** YOUR INSTRUCTIONS **
Every record below should be repeated exactly, with the pictures left out.

+ + + +

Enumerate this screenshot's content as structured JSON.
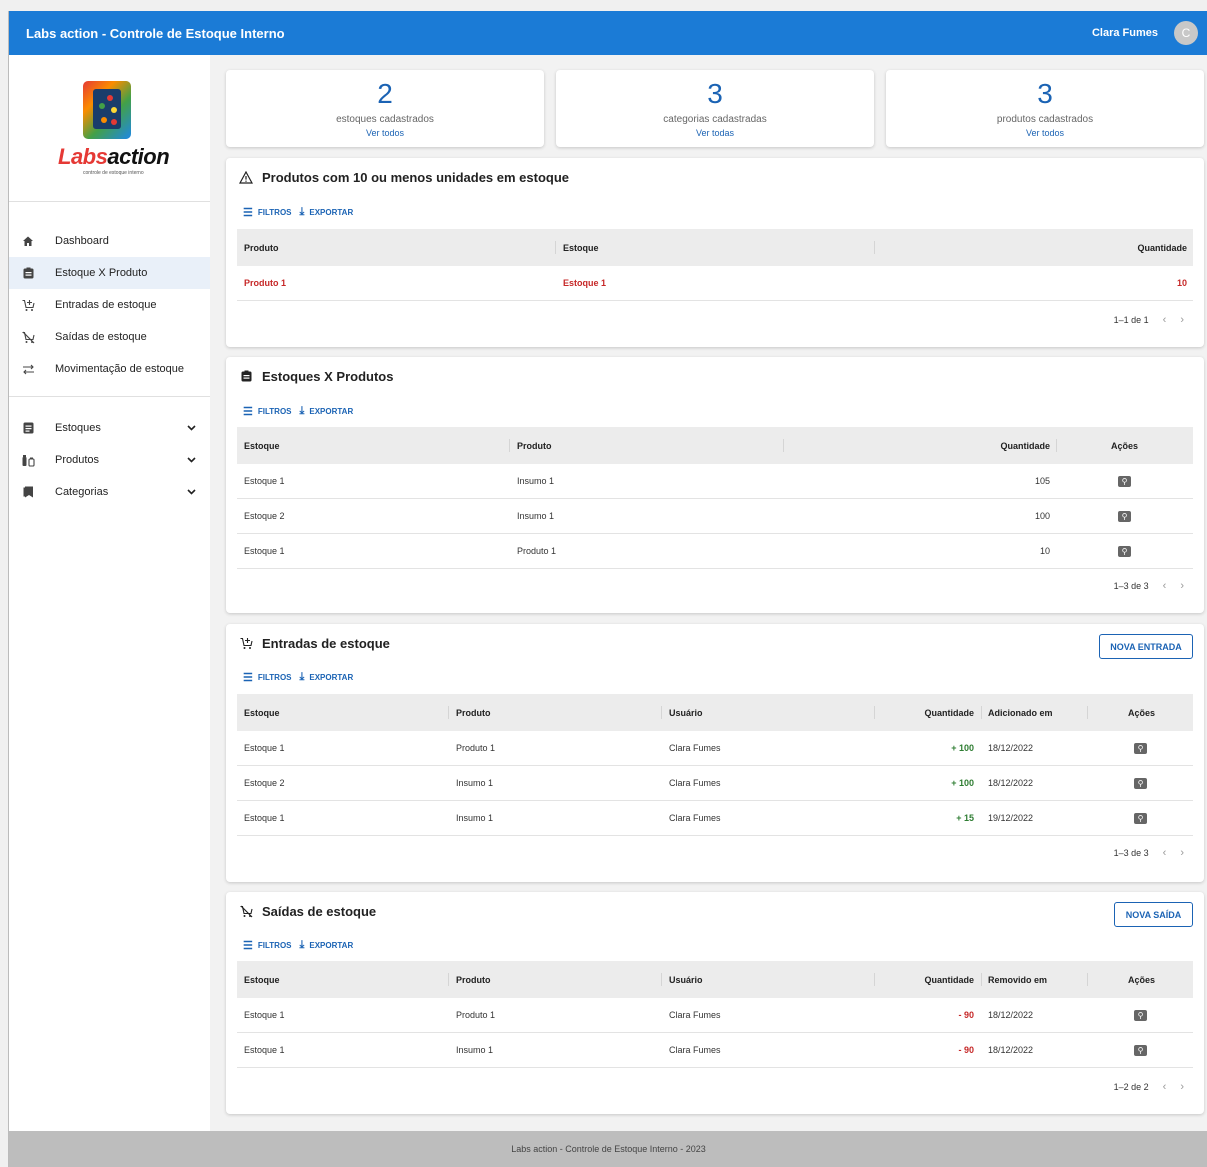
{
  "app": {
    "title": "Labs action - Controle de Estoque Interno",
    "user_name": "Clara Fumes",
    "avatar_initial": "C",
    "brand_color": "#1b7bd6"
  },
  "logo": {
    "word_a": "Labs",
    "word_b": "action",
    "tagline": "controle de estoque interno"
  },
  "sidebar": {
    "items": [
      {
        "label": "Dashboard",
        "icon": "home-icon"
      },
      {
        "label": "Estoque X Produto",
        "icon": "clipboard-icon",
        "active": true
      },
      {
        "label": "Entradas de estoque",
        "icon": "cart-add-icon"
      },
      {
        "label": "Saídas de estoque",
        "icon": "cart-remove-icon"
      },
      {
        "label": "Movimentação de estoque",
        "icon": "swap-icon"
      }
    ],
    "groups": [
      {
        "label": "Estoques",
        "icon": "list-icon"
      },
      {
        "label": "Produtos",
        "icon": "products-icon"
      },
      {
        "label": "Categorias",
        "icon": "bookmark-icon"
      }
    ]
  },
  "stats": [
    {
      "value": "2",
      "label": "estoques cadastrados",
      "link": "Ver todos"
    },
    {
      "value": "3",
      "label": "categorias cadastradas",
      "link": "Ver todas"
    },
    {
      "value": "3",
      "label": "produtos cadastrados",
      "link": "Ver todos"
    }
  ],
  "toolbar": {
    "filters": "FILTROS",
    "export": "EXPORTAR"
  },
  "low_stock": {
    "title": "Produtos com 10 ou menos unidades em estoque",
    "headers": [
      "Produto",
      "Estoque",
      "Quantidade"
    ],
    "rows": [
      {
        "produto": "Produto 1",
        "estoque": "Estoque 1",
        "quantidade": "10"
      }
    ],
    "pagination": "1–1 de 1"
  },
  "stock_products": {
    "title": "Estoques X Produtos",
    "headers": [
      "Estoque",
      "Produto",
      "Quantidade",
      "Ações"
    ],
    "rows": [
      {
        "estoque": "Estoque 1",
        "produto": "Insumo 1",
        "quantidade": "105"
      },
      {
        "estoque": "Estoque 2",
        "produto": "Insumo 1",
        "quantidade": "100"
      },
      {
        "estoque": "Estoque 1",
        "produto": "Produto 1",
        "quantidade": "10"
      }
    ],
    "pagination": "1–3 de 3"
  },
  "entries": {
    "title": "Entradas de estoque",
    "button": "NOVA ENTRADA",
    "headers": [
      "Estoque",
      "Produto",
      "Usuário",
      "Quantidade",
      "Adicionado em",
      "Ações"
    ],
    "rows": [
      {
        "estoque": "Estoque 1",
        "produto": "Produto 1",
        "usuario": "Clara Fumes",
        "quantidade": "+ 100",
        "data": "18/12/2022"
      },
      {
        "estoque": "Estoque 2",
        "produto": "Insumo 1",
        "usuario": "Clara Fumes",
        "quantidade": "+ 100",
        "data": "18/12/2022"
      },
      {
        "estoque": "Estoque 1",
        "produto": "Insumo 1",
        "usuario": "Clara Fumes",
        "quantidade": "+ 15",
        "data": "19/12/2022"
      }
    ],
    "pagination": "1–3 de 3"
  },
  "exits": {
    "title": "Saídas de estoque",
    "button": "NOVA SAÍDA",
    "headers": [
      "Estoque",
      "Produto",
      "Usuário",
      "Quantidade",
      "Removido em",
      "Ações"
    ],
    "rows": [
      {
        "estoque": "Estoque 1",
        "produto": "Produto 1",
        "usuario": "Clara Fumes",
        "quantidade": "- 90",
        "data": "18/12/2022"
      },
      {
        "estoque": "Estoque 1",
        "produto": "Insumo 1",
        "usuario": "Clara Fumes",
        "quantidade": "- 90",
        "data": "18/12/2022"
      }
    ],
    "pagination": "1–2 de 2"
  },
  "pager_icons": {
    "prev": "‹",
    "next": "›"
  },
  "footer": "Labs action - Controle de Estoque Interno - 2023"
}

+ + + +

** ANSWER BELOW **
Enumerate this screenshot's content as structured JSON.
{
  "app": {
    "title": "Labs action - Controle de Estoque Interno",
    "user_name": "Clara Fumes",
    "avatar_initial": "C",
    "brand_color": "#1b7bd6"
  },
  "logo": {
    "word_a": "Labs",
    "word_b": "action",
    "tagline": "controle de estoque interno"
  },
  "sidebar": {
    "items": [
      {
        "label": "Dashboard",
        "icon": "home-icon"
      },
      {
        "label": "Estoque X Produto",
        "icon": "clipboard-icon",
        "active": true
      },
      {
        "label": "Entradas de estoque",
        "icon": "cart-add-icon"
      },
      {
        "label": "Saídas de estoque",
        "icon": "cart-remove-icon"
      },
      {
        "label": "Movimentação de estoque",
        "icon": "swap-icon"
      }
    ],
    "groups": [
      {
        "label": "Estoques",
        "icon": "list-icon"
      },
      {
        "label": "Produtos",
        "icon": "products-icon"
      },
      {
        "label": "Categorias",
        "icon": "bookmark-icon"
      }
    ]
  },
  "stats": [
    {
      "value": "2",
      "label": "estoques cadastrados",
      "link": "Ver todos"
    },
    {
      "value": "3",
      "label": "categorias cadastradas",
      "link": "Ver todas"
    },
    {
      "value": "3",
      "label": "produtos cadastrados",
      "link": "Ver todos"
    }
  ],
  "toolbar": {
    "filters": "FILTROS",
    "export": "EXPORTAR"
  },
  "low_stock": {
    "title": "Produtos com 10 ou menos unidades em estoque",
    "headers": [
      "Produto",
      "Estoque",
      "Quantidade"
    ],
    "rows": [
      {
        "produto": "Produto 1",
        "estoque": "Estoque 1",
        "quantidade": "10"
      }
    ],
    "pagination": "1–1 de 1"
  },
  "stock_products": {
    "title": "Estoques X Produtos",
    "headers": [
      "Estoque",
      "Produto",
      "Quantidade",
      "Ações"
    ],
    "rows": [
      {
        "estoque": "Estoque 1",
        "produto": "Insumo 1",
        "quantidade": "105"
      },
      {
        "estoque": "Estoque 2",
        "produto": "Insumo 1",
        "quantidade": "100"
      },
      {
        "estoque": "Estoque 1",
        "produto": "Produto 1",
        "quantidade": "10"
      }
    ],
    "pagination": "1–3 de 3"
  },
  "entries": {
    "title": "Entradas de estoque",
    "button": "NOVA ENTRADA",
    "headers": [
      "Estoque",
      "Produto",
      "Usuário",
      "Quantidade",
      "Adicionado em",
      "Ações"
    ],
    "rows": [
      {
        "estoque": "Estoque 1",
        "produto": "Produto 1",
        "usuario": "Clara Fumes",
        "quantidade": "+ 100",
        "data": "18/12/2022"
      },
      {
        "estoque": "Estoque 2",
        "produto": "Insumo 1",
        "usuario": "Clara Fumes",
        "quantidade": "+ 100",
        "data": "18/12/2022"
      },
      {
        "estoque": "Estoque 1",
        "produto": "Insumo 1",
        "usuario": "Clara Fumes",
        "quantidade": "+ 15",
        "data": "19/12/2022"
      }
    ],
    "pagination": "1–3 de 3"
  },
  "exits": {
    "title": "Saídas de estoque",
    "button": "NOVA SAÍDA",
    "headers": [
      "Estoque",
      "Produto",
      "Usuário",
      "Quantidade",
      "Removido em",
      "Ações"
    ],
    "rows": [
      {
        "estoque": "Estoque 1",
        "produto": "Produto 1",
        "usuario": "Clara Fumes",
        "quantidade": "- 90",
        "data": "18/12/2022"
      },
      {
        "estoque": "Estoque 1",
        "produto": "Insumo 1",
        "usuario": "Clara Fumes",
        "quantidade": "- 90",
        "data": "18/12/2022"
      }
    ],
    "pagination": "1–2 de 2"
  },
  "pager_icons": {
    "prev": "‹",
    "next": "›"
  },
  "footer": "Labs action - Controle de Estoque Interno - 2023"
}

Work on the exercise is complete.